Brexit has led to a shortfall of 330,000 people in the UK labor force, mostly in the low-skilled economy, a report by leading researchers has found.
The departure from the EU in 2020 led to an increase in immigration from non-EU countries, but not enough to compensate for the loss of workers from neighboring countries, according to the joint findings of the think tanks Centre for European Reform (CER) and the UK in a Changing Europe.
Their calculations took account of recent Office for National Statistics figures that showed an overall reduction in net immigration of 540,000 to June 2022.
However, to assess the impact of Brexit within than decline, the report also used the ONS annual population survey to help model what the UK workforce would have looked like had freedom of movement not come to end and British immigration laws remained the same.
The post-Brexit points system immigration system has, by design, made it more difficult for those without qualifications to move to the UK to work. The system came into force in January 2021 and by June 2022 there was a shortfall of 460,000 EU workers, the research found.

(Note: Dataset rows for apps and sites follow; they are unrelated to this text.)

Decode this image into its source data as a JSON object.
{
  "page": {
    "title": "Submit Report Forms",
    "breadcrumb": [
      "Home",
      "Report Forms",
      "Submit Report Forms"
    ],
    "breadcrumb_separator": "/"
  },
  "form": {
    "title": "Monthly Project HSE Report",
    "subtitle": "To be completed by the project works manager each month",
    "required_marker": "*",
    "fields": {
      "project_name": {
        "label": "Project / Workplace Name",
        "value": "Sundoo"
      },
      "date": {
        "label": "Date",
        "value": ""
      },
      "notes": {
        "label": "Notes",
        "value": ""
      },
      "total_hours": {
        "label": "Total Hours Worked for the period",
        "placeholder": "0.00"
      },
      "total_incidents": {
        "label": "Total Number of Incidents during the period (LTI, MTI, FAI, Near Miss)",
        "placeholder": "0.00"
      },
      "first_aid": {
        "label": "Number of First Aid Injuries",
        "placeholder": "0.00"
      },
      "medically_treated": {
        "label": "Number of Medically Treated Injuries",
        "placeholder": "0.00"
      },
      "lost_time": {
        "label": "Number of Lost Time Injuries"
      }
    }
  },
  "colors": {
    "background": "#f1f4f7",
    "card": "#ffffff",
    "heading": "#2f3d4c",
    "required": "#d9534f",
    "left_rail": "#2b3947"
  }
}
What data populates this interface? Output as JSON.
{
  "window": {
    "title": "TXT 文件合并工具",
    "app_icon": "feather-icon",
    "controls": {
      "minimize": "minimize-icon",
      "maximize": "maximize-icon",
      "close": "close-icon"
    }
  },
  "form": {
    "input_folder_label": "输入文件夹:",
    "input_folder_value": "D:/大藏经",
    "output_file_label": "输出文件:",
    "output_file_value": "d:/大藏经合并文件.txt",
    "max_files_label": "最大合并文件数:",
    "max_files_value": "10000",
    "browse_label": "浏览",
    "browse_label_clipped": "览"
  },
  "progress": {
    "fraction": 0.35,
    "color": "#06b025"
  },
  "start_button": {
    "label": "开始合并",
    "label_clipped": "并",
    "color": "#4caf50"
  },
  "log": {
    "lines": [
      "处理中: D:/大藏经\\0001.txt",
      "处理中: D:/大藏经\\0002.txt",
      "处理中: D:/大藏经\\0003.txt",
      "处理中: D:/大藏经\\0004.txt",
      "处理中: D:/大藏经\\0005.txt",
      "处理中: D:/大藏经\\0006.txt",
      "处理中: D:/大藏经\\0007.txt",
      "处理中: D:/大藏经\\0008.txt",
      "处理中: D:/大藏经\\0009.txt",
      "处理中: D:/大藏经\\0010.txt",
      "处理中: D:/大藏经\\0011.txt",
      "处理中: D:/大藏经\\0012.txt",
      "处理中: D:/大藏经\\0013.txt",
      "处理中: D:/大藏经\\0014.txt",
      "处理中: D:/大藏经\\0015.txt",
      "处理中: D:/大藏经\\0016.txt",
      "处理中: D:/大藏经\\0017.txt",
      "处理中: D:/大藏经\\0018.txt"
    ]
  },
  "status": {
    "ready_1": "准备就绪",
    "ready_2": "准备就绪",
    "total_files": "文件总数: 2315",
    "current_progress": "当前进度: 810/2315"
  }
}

The arrival of 130,000 non-EU workers cushioned the blow but did not close the gap, leaving “large shortfalls” in six key sectors.
Transport and warehousing was worst hit, with a reduction of 128,000 EU workers, or 8% of total employment in that sector.
In wholesale and retail, the drop amounted to 3%, or 103,000 EU workers, while in the hospitality and food sector, it was 4%, or 67,000. Manufacturing and construction were down 2% each, and there was a decline of 32,000 EU workers in administrative and support areas.
“In more skilled sectors, such as healthcare, education, and ICT, an increase in non-EU workers more than compensated for losses of those from the EU,” the report found.
The research, entitled Early Impacts of the Post-Brexit Immigration System in the UK Labour Market, was produced by Jonathan Portes, a professor of economics at King’s College London and a senior fellow at the UK in a Changing Europe, and John Springford, deputy director of the CER. “Overall, the new system is working broadly as Leave advocates promised,” they concluded.
The CER report comes a couple of months after a key Brexit backer, the chief executive of Next, Lord Wolfson, called on the government to revisit immigration rules to lure back EU workers.